In 1884, Mrs. Elizabeth Loudon came to the Cowiche Valley from New Zealand with her husband William and three sons to establish a homestead. Her husband died a few months after their arrival and four months later, she gave birth to her fourth son. She continued on the farm and began delivering the milk she got from their dairy herd to Yakima. Some years later, she married Colin Carmichael, an early hop buyer and moved to California. Carmichael died shortly thereafter and she returned to Yakima. Determined to start a creamery, she began the Yakima City Creamery. Carmichael and Maid O-Clover were brands she used on her products.
Cowiche Growers was in its first year as a cooperative by January 1922. At that time, it had three growers in charge: Asa Schwartz, Jacob Strausz and Arthur Strausz. These three men went to Yakima National Bank and signed a note for $100/acre of their land bearing fruit with them guaranteeing delivery to Cowiche Growers, for which they received stock in the co-op. The first building of the Cowiche Growers was 50 x 100 feet with a basement. The office was a balcony over the south end of the packing room, with office furniture being a safe, a desk, modest beginnings of this farmer owned cooperative.
William Schenck came to Cowiche from Michigan in the late 1800's where he built a store/post office building in Old Cowiche on land he bought from Lafe Masters, a homesteader already in this area. This building was on 15 acres of Anson White's land at the corner of Cowiche Mill Road and Old Pioneer Way. He sold this store to Archie Rightmire and bought the Stevenson Ranch and then the Crawford Ranch. He later took his construction ability to Tieton where he built another store/post office in 1910. He sold the two-story Tieton building to Fred Crum and Truman Jeffery and in 1917, the original store was dismantled.
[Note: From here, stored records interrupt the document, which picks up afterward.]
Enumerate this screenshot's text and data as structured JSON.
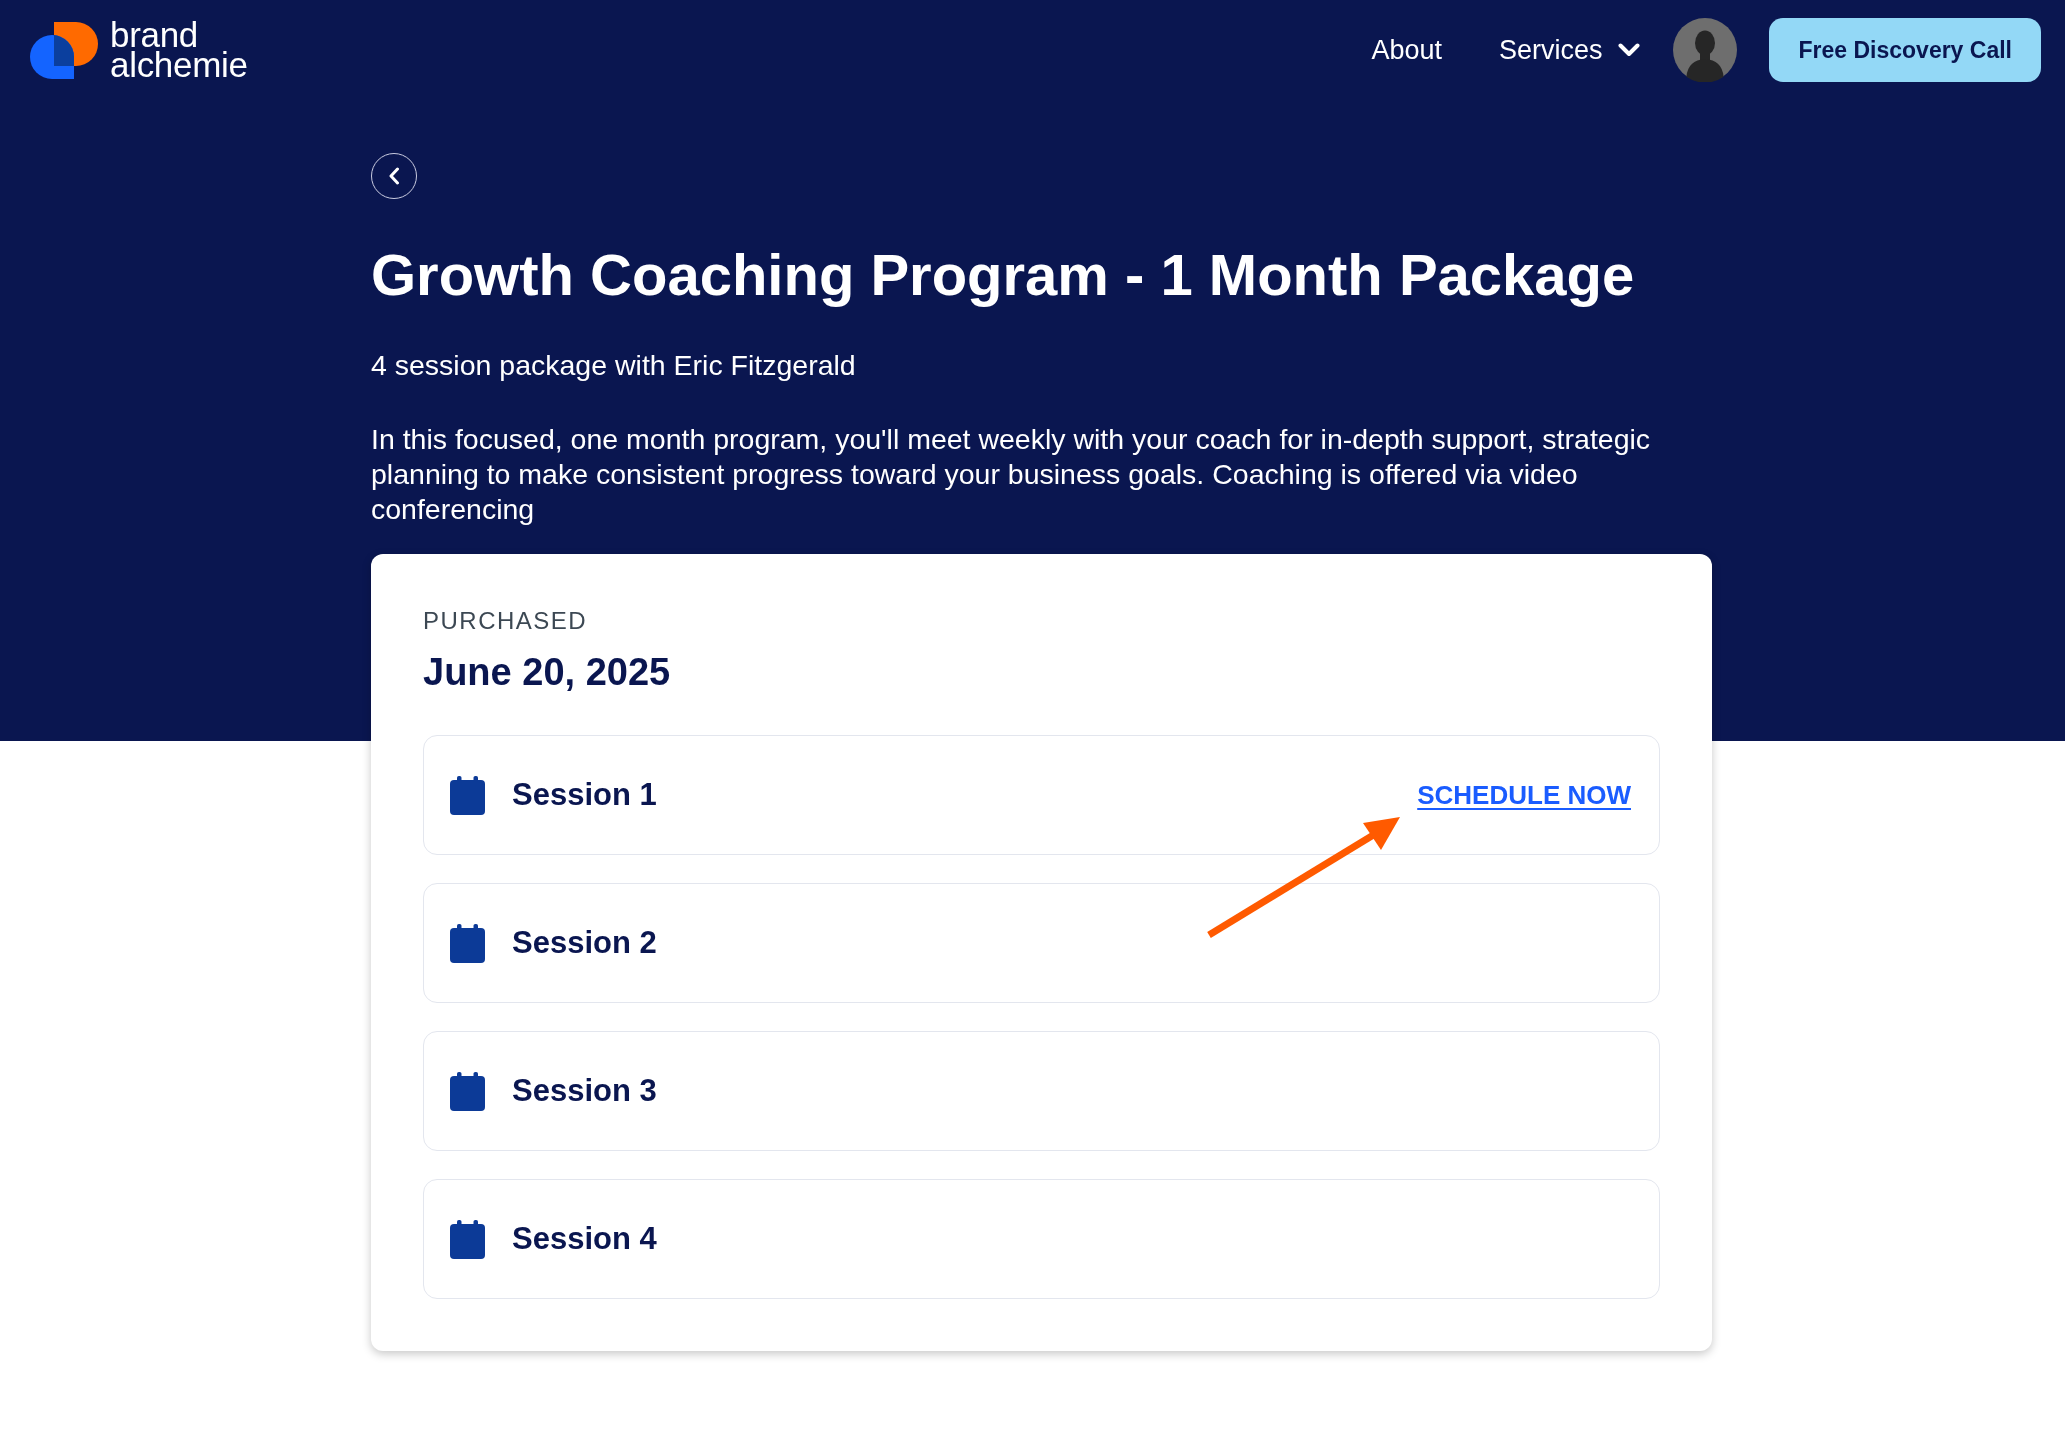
{
  "header": {
    "logo_lines": [
      "brand",
      "alchemie"
    ],
    "nav": [
      {
        "label": "About",
        "kind": "link"
      },
      {
        "label": "Services",
        "kind": "dropdown"
      }
    ],
    "cta": "Free Discovery Call"
  },
  "program": {
    "title": "Growth Coaching Program - 1 Month Package",
    "subtitle": "4 session package with Eric Fitzgerald",
    "description": "In this focused, one month program, you'll meet weekly with your coach for in-depth support, strategic planning to make consistent progress toward your business goals. Coaching is offered via video conferencing"
  },
  "purchase": {
    "label": "PURCHASED",
    "date": "June 20, 2025"
  },
  "sessions": [
    {
      "title": "Session 1",
      "action": "SCHEDULE NOW"
    },
    {
      "title": "Session 2"
    },
    {
      "title": "Session 3"
    },
    {
      "title": "Session 4"
    }
  ],
  "annotation": {
    "kind": "arrow"
  }
}
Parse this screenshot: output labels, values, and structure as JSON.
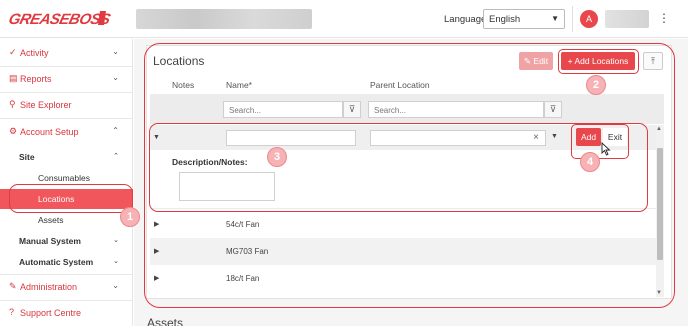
{
  "header": {
    "language_label": "Language:",
    "language_value": "English",
    "avatar_initial": "A"
  },
  "sidebar": {
    "items": [
      {
        "label": "Activity"
      },
      {
        "label": "Reports"
      },
      {
        "label": "Site Explorer"
      },
      {
        "label": "Account Setup"
      }
    ],
    "site_label": "Site",
    "site_children": [
      "Consumables",
      "Locations",
      "Assets"
    ],
    "manual_system": "Manual System",
    "automatic_system": "Automatic System",
    "administration": "Administration",
    "support": "Support Centre"
  },
  "locations": {
    "title": "Locations",
    "edit_label": "Edit",
    "add_locations_label": "+ Add Locations",
    "columns": {
      "notes": "Notes",
      "name": "Name*",
      "parent": "Parent Location"
    },
    "search_placeholder": "Search...",
    "add_label": "Add",
    "exit_label": "Exit",
    "description_label": "Description/Notes:",
    "rows": [
      "54c/t Fan",
      "MG703 Fan",
      "18c/t Fan"
    ]
  },
  "assets_title": "Assets",
  "annotations": [
    "1",
    "2",
    "3",
    "4"
  ],
  "colors": {
    "accent": "#e8474c",
    "annotation": "#e0393f",
    "badge": "#f6b2b4"
  }
}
Between 1903-1909 William Schenck and his wife Emma lost four daughters to death and in 1912 Emma divorced William and he sold out and returned to Michigan.
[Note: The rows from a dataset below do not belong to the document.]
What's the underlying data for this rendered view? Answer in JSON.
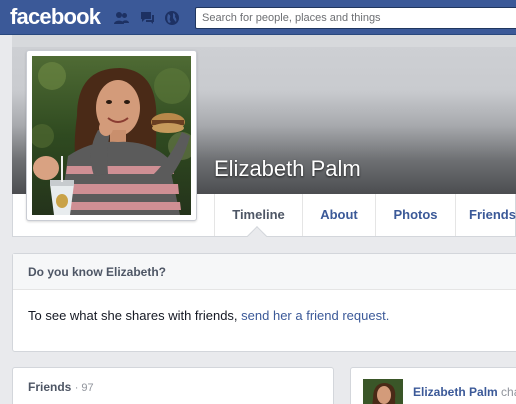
{
  "header": {
    "logo_text": "facebook",
    "search_placeholder": "Search for people, places and things",
    "icons": [
      "friend-requests-icon",
      "messages-icon",
      "notifications-globe-icon"
    ]
  },
  "profile": {
    "name": "Elizabeth Palm"
  },
  "nav": {
    "tabs": [
      {
        "label": "Timeline",
        "active": true
      },
      {
        "label": "About",
        "active": false
      },
      {
        "label": "Photos",
        "active": false
      },
      {
        "label": "Friends",
        "active": false
      }
    ]
  },
  "know_card": {
    "title": "Do you know Elizabeth?",
    "body_prefix": "To see what she shares with friends, ",
    "link_text": "send her a friend request."
  },
  "friends_card": {
    "title": "Friends",
    "count": "· 97"
  },
  "activity": {
    "name": "Elizabeth Palm",
    "verb": "cha"
  },
  "colors": {
    "brand_blue": "#3b5998",
    "page_bg": "#e9eaed",
    "link": "#3b5998"
  }
}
Image Caption: #1 is Rightmire Store, #2 is Rightmire House, #3 Lumber Yard, #4 Modern Woodsman Hall. #5 Telephone office.